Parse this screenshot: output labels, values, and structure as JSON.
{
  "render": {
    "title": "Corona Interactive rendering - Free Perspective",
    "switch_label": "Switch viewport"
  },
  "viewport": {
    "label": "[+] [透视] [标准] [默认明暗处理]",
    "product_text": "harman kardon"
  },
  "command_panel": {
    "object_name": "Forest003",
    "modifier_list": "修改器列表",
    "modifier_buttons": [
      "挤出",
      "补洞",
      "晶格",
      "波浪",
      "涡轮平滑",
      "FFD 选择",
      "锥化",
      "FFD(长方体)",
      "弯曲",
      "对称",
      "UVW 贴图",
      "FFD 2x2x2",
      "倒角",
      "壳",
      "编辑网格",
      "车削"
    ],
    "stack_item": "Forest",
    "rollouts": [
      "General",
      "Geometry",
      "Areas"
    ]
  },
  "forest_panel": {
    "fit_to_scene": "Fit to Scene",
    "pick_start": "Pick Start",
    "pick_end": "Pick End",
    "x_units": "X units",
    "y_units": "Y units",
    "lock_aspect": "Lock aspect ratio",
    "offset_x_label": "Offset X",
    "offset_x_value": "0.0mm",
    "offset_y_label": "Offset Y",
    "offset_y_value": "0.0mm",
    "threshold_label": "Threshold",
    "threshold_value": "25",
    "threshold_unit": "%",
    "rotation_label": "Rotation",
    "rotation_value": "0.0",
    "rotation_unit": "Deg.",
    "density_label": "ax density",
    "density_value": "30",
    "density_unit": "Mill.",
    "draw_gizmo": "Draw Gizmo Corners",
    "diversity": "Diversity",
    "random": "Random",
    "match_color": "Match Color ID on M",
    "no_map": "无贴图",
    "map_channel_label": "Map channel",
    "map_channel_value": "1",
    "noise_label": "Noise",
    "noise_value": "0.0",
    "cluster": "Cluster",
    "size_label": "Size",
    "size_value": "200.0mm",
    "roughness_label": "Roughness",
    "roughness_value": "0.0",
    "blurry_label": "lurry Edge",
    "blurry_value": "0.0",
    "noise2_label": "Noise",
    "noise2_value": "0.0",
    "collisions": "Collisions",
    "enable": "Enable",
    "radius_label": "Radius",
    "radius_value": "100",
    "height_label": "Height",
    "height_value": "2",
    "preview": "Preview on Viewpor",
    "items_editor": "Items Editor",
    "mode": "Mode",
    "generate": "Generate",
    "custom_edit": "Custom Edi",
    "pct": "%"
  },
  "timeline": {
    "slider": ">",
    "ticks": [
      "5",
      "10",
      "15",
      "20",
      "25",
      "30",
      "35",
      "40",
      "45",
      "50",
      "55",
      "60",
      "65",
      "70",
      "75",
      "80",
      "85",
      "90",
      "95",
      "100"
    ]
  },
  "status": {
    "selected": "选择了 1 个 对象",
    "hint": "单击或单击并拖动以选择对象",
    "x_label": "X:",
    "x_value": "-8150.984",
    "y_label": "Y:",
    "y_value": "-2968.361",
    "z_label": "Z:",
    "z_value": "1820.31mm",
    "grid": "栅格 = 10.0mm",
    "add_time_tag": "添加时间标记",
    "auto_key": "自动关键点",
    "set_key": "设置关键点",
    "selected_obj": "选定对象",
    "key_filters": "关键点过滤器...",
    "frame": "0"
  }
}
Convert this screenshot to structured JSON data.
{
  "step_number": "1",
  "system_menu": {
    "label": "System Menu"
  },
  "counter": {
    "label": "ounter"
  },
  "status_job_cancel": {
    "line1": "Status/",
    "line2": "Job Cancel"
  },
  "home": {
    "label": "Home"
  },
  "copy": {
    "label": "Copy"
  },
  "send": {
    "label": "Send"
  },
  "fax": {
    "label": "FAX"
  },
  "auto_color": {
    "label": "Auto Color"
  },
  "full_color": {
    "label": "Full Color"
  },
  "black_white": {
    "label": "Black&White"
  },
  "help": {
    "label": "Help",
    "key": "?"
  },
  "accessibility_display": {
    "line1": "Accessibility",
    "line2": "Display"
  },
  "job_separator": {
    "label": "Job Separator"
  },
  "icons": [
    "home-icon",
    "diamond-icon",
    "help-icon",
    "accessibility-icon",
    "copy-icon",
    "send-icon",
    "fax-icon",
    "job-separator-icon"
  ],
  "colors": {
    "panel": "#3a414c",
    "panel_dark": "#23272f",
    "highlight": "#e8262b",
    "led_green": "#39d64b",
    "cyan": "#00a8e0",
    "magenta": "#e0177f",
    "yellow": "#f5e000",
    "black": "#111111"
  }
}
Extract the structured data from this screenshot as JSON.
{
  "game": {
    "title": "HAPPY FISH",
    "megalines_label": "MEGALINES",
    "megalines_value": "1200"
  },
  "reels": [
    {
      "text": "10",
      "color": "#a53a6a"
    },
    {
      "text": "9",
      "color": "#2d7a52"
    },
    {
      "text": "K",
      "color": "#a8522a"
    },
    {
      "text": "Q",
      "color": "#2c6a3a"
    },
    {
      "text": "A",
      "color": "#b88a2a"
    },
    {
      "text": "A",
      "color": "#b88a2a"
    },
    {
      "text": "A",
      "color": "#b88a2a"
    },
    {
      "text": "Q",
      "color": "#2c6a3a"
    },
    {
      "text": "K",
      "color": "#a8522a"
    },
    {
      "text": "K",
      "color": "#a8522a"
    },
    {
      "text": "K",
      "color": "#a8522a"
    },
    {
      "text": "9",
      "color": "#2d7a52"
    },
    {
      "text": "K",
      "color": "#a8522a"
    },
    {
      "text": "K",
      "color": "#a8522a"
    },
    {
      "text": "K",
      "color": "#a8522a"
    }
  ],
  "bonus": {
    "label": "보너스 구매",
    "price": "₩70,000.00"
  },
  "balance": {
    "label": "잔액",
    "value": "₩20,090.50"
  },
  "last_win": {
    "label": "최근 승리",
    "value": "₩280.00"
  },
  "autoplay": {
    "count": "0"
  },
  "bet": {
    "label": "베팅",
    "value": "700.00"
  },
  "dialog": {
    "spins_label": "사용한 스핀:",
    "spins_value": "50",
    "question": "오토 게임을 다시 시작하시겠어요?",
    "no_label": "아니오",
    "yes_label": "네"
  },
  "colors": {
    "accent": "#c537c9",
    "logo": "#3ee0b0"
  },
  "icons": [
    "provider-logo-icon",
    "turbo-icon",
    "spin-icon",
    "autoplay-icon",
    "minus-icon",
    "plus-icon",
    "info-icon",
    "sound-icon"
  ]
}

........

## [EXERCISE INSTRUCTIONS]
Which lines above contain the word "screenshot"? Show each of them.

## [SOLVED EXERCISE]
Parse this screenshot: output labels, values, and structure as JSON.
Convert this screenshot to structured JSON data.
Extract the structured data from this screenshot as JSON.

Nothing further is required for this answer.